* [Exercise prompt] Please retype the records below exactly, omitting any images.
[[ Provided information open ]]
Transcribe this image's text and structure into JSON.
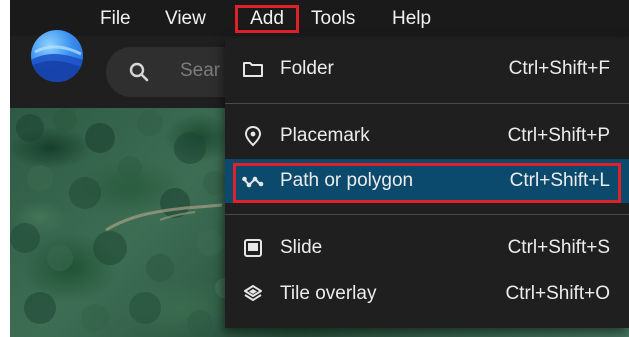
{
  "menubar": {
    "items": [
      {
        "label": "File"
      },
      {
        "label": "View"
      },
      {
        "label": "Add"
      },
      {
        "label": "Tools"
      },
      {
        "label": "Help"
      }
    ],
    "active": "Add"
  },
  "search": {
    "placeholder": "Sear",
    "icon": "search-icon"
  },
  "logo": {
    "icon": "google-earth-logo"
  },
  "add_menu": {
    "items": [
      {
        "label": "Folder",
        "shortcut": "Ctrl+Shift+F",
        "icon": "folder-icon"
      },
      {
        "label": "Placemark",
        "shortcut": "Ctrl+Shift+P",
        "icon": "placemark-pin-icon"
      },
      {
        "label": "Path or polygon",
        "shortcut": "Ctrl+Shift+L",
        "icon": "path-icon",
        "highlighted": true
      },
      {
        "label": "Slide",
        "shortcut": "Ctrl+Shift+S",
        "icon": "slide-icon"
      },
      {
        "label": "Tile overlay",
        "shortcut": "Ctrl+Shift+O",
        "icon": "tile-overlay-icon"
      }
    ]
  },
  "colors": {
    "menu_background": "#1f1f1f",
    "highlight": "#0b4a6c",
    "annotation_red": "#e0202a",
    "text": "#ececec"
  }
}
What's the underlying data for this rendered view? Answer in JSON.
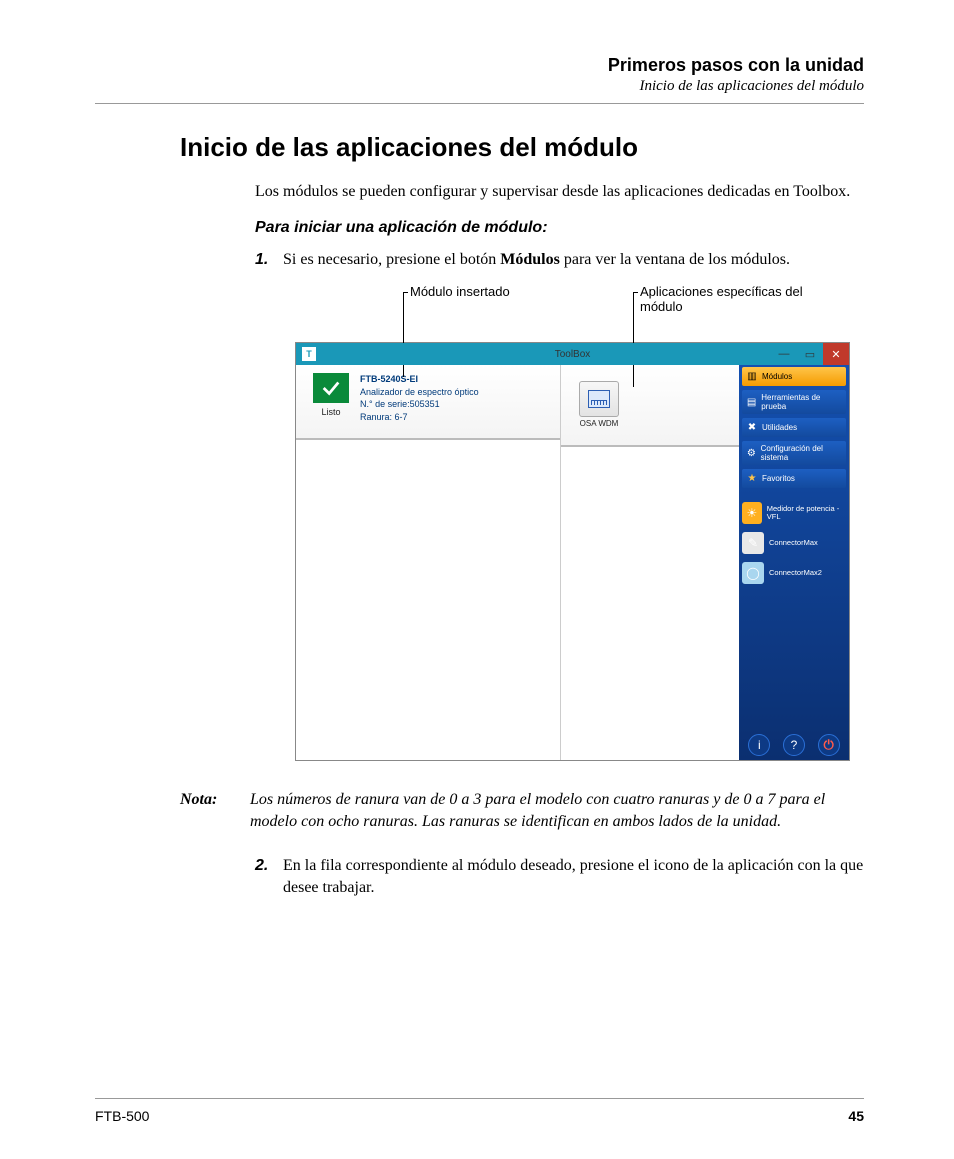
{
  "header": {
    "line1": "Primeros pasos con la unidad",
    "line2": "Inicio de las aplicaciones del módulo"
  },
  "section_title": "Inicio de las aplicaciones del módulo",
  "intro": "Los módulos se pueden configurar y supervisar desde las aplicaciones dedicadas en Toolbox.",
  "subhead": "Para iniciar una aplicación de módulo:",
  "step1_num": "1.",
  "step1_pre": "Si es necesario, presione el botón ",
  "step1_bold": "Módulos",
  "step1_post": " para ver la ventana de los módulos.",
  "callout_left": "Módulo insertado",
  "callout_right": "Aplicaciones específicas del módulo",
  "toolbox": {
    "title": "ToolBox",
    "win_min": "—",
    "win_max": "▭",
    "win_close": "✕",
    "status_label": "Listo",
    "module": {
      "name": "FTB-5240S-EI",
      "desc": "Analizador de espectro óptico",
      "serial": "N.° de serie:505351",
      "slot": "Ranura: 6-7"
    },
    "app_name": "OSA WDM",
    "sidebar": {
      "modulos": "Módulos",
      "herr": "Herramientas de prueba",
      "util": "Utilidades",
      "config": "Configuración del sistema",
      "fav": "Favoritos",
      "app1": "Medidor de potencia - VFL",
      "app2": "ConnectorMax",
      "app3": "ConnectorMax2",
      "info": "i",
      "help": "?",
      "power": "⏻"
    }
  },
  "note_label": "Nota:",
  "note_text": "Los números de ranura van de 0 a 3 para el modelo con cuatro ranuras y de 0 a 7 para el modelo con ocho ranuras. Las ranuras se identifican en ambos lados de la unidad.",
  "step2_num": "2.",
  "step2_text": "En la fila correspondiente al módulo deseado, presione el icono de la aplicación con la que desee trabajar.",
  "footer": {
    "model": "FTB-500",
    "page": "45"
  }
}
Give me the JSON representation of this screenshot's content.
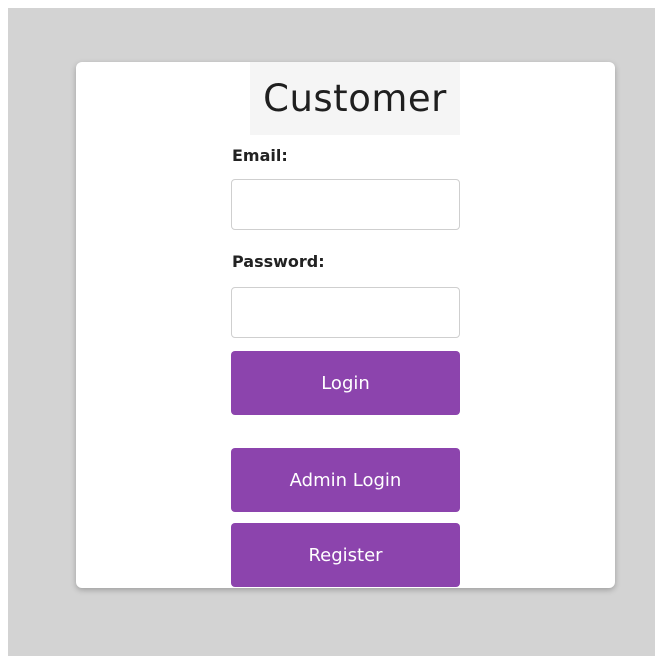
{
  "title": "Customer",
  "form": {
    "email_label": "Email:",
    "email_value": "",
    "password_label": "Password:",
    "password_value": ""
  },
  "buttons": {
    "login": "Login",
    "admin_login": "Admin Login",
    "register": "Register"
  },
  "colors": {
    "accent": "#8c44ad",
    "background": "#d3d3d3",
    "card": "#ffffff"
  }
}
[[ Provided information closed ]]
* [Solved problem]
Transcribe this image's text and structure into JSON.
{
  "menubar": {
    "items": [
      {
        "label": "File"
      },
      {
        "label": "View"
      },
      {
        "label": "Add"
      },
      {
        "label": "Tools"
      },
      {
        "label": "Help"
      }
    ],
    "active": "Add"
  },
  "search": {
    "placeholder": "Sear",
    "icon": "search-icon"
  },
  "logo": {
    "icon": "google-earth-logo"
  },
  "add_menu": {
    "items": [
      {
        "label": "Folder",
        "shortcut": "Ctrl+Shift+F",
        "icon": "folder-icon"
      },
      {
        "label": "Placemark",
        "shortcut": "Ctrl+Shift+P",
        "icon": "placemark-pin-icon"
      },
      {
        "label": "Path or polygon",
        "shortcut": "Ctrl+Shift+L",
        "icon": "path-icon",
        "highlighted": true
      },
      {
        "label": "Slide",
        "shortcut": "Ctrl+Shift+S",
        "icon": "slide-icon"
      },
      {
        "label": "Tile overlay",
        "shortcut": "Ctrl+Shift+O",
        "icon": "tile-overlay-icon"
      }
    ]
  },
  "colors": {
    "menu_background": "#1f1f1f",
    "highlight": "#0b4a6c",
    "annotation_red": "#e0202a",
    "text": "#ececec"
  }
}
What's the underlying data for this rendered view? Answer in JSON.
{
  "header": {
    "line1": "Primeros pasos con la unidad",
    "line2": "Inicio de las aplicaciones del módulo"
  },
  "section_title": "Inicio de las aplicaciones del módulo",
  "intro": "Los módulos se pueden configurar y supervisar desde las aplicaciones dedicadas en Toolbox.",
  "subhead": "Para iniciar una aplicación de módulo:",
  "step1_num": "1.",
  "step1_pre": "Si es necesario, presione el botón ",
  "step1_bold": "Módulos",
  "step1_post": " para ver la ventana de los módulos.",
  "callout_left": "Módulo insertado",
  "callout_right": "Aplicaciones específicas del módulo",
  "toolbox": {
    "title": "ToolBox",
    "win_min": "—",
    "win_max": "▭",
    "win_close": "✕",
    "status_label": "Listo",
    "module": {
      "name": "FTB-5240S-EI",
      "desc": "Analizador de espectro óptico",
      "serial": "N.° de serie:505351",
      "slot": "Ranura: 6-7"
    },
    "app_name": "OSA WDM",
    "sidebar": {
      "modulos": "Módulos",
      "herr": "Herramientas de prueba",
      "util": "Utilidades",
      "config": "Configuración del sistema",
      "fav": "Favoritos",
      "app1": "Medidor de potencia - VFL",
      "app2": "ConnectorMax",
      "app3": "ConnectorMax2",
      "info": "i",
      "help": "?",
      "power": "⏻"
    }
  },
  "note_label": "Nota:",
  "note_text": "Los números de ranura van de 0 a 3 para el modelo con cuatro ranuras y de 0 a 7 para el modelo con ocho ranuras. Las ranuras se identifican en ambos lados de la unidad.",
  "step2_num": "2.",
  "step2_text": "En la fila correspondiente al módulo deseado, presione el icono de la aplicación con la que desee trabajar.",
  "footer": {
    "model": "FTB-500",
    "page": "45"
  }
}
Give me the JSON representation of this screenshot's content.
{
  "title": "Customer",
  "form": {
    "email_label": "Email:",
    "email_value": "",
    "password_label": "Password:",
    "password_value": ""
  },
  "buttons": {
    "login": "Login",
    "admin_login": "Admin Login",
    "register": "Register"
  },
  "colors": {
    "accent": "#8c44ad",
    "background": "#d3d3d3",
    "card": "#ffffff"
  }
}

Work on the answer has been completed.